    Now, your disks probably won't divide up as nicely, and you might end up having to either leave some space on the floor or subdivide in weirder ways or both, but with very careful partitioning (never put two stripes of the same array on the same disk), you can do this. Set all the arrays to verify weekly (mdadm can do this) and e-mail you on a failure. Don't set up an audible alarm, you're not going to lose a second disk at 3 AM (but you will wake up to fix it, and be worthless at work the next day for probably nothing) and even if you did lose another disk, you're not using RAID as a replacement for backups, right? Right?

    ZFS would be really nice if it did all this complex stuff for you, but do you have enough control/is it smart enough to allow you to ensure that you get as good or better reliability?
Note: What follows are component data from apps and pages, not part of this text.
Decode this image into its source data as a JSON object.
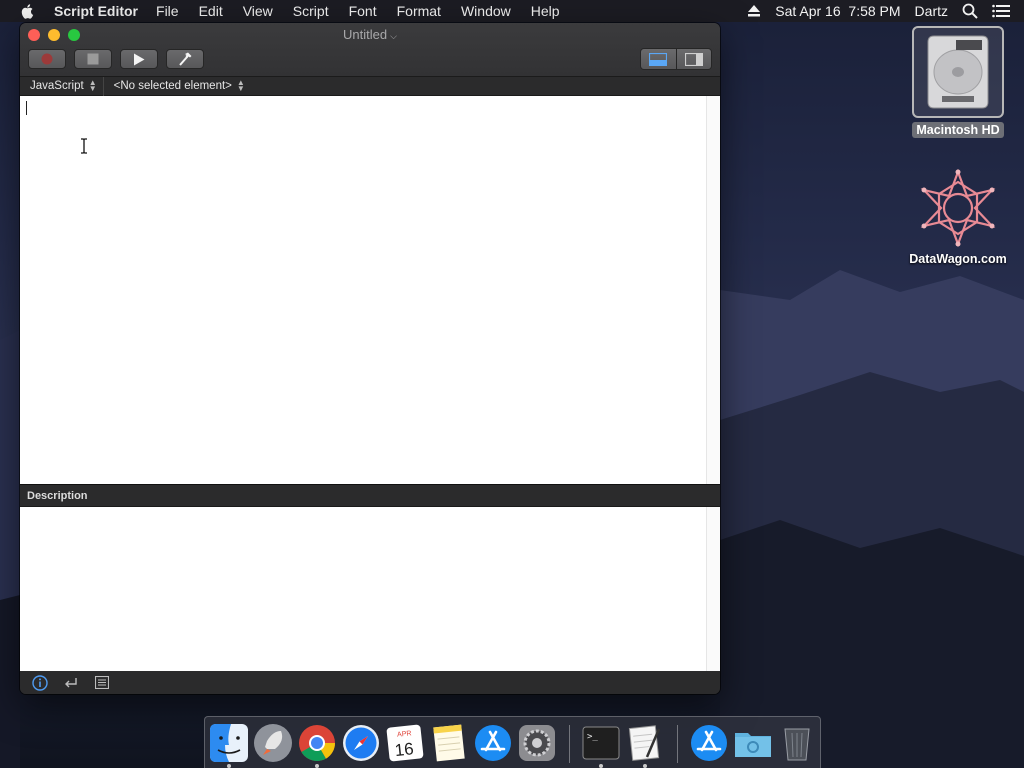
{
  "menubar": {
    "app_name": "Script Editor",
    "items": [
      "File",
      "Edit",
      "View",
      "Script",
      "Font",
      "Format",
      "Window",
      "Help"
    ],
    "datetime": "Sat Apr 16  7:58 PM",
    "user": "Dartz",
    "icons": [
      "apple-icon",
      "eject-icon",
      "spotlight-search-icon",
      "notification-center-icon"
    ]
  },
  "window": {
    "title": "Untitled",
    "toolbar": {
      "buttons": [
        "record-button",
        "stop-button",
        "run-button",
        "compile-button"
      ],
      "view_toggle": [
        "show-log-view-button",
        "show-sidebar-button"
      ]
    },
    "navigation": {
      "language": "JavaScript",
      "element": "<No selected element>"
    },
    "editor_text": "",
    "description_header": "Description",
    "description_text": "",
    "bottom_bar_icons": [
      "info-icon",
      "return-icon",
      "list-icon"
    ]
  },
  "desktop": {
    "icons": [
      {
        "label": "Macintosh HD",
        "icon": "hard-drive-icon"
      },
      {
        "label": "DataWagon.com",
        "icon": "datawagon-icon"
      }
    ]
  },
  "dock": {
    "apps": [
      "finder",
      "launchpad",
      "chrome",
      "safari",
      "calendar",
      "notes",
      "app-store",
      "system-preferences",
      "terminal",
      "script-editor",
      "app-store-downloads",
      "downloads-folder",
      "trash"
    ],
    "calendar": {
      "month": "APR",
      "day": "16"
    },
    "colors": {
      "finder": "#2d8bf0",
      "safari": "#1e7cf2",
      "chrome_red": "#db4437",
      "chrome_yellow": "#f4c20d",
      "chrome_green": "#0f9d58"
    }
  }
}
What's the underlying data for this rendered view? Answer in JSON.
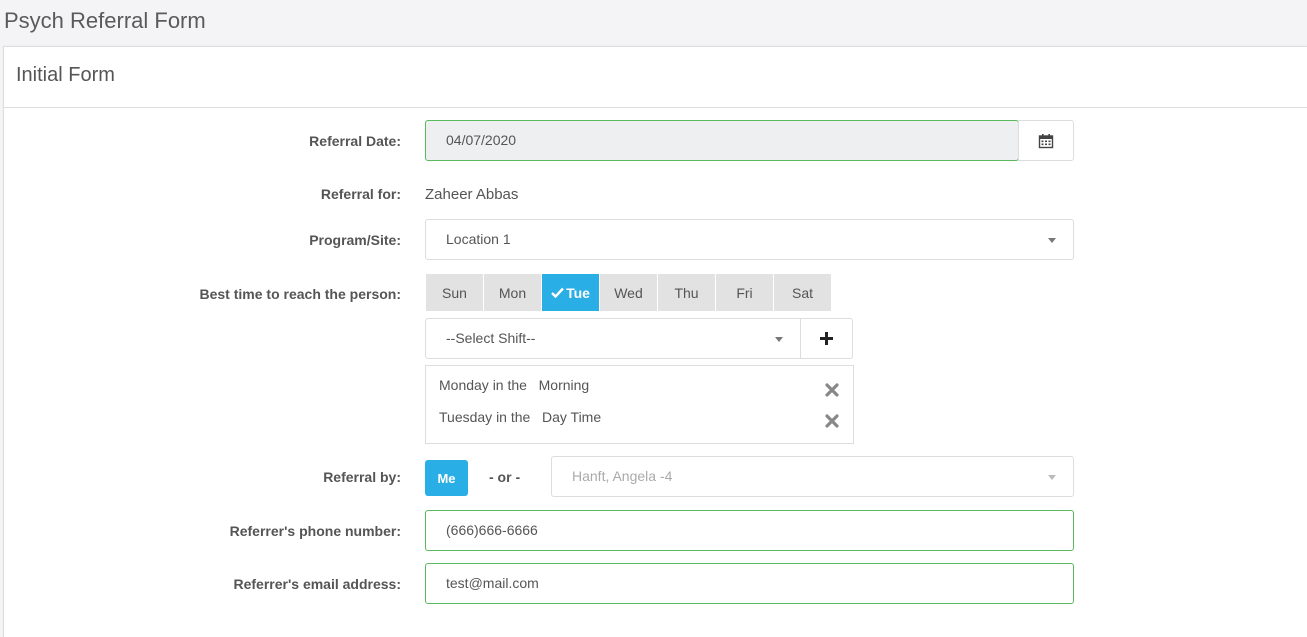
{
  "page": {
    "title": "Psych Referral Form"
  },
  "panel": {
    "title": "Initial Form"
  },
  "form": {
    "referral_date": {
      "label": "Referral Date:",
      "value": "04/07/2020",
      "icon": "calendar-icon"
    },
    "referral_for": {
      "label": "Referral for:",
      "value": "Zaheer Abbas"
    },
    "program_site": {
      "label": "Program/Site:",
      "value": "Location 1"
    },
    "best_time": {
      "label": "Best time to reach the person:",
      "days": [
        "Sun",
        "Mon",
        "Tue",
        "Wed",
        "Thu",
        "Fri",
        "Sat"
      ],
      "active_day": "Tue",
      "shift_placeholder": "--Select Shift--",
      "entries": [
        {
          "day_text": "Monday in the",
          "shift": "Morning"
        },
        {
          "day_text": "Tuesday in the",
          "shift": "Day Time"
        }
      ]
    },
    "referral_by": {
      "label": "Referral by:",
      "me_label": "Me",
      "or_text": "- or -",
      "selected": "Hanft, Angela -4"
    },
    "phone": {
      "label": "Referrer's phone number:",
      "value": "(666)666-6666"
    },
    "email": {
      "label": "Referrer's email address:",
      "value": "test@mail.com"
    }
  },
  "colors": {
    "accent": "#29aee6",
    "valid_border": "#5cb85c"
  }
}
It'd be ridiculously easy to make a bad mistake in layout with the above scenario. Because overall, I agree with the title: It's just not worth all this effort so you can use that crappy 100 GB disk. Once it goes down, now you have to replace it.

  • Use BtrFS or Drobo (Score:5, Informative)

    by digitaltraveller (167469) on Thursday May 03, 2012 @06:10PM (#39883741) Homepage

    Use drobo if you are time poor and money rich, use btrfs if you are time rich and money poor.

    Btrfs's capabilities are nothing short of amazing. Here is a vid about it: []

  • Re:Not worth it. (Score:4, Informative)

    by cayenne8 (626475) on Thursday May 03, 2012 @06:29PM (#39883957) Homepage Journal
    But I'd have a use for it...over the years, I've gathered a bunch of disks when on sale...many barely used...some still in boxes....

    I'd like a way to throw them all together and use them for backup storage.

    From what I've gathered...use FreeNAS, with ZFS...and it will let you set this up, and allow for up to 2x drives to fail at the same time....

    I think in my case...this would be reasonable. Heck, if I set up two FreeNAS boxes...had one mirror the other one...that would indeed be a decent backup system, no?

    I have a lot of friends like me....often buying stuff on sale for "to use someday on something"...but they just sit and gather dust....I think this would be a good reason to use them, and keep buying new drives, here and there when they go on sale, to replace on the FreeNAS as drive on it do start to fail....

    Heck, thinking of keeping one FN server here..and maybe put a 2nd at friend or parents house out of mirror it...

"Ada is PL/I trying to be Smalltalk. -- Codoso diBlini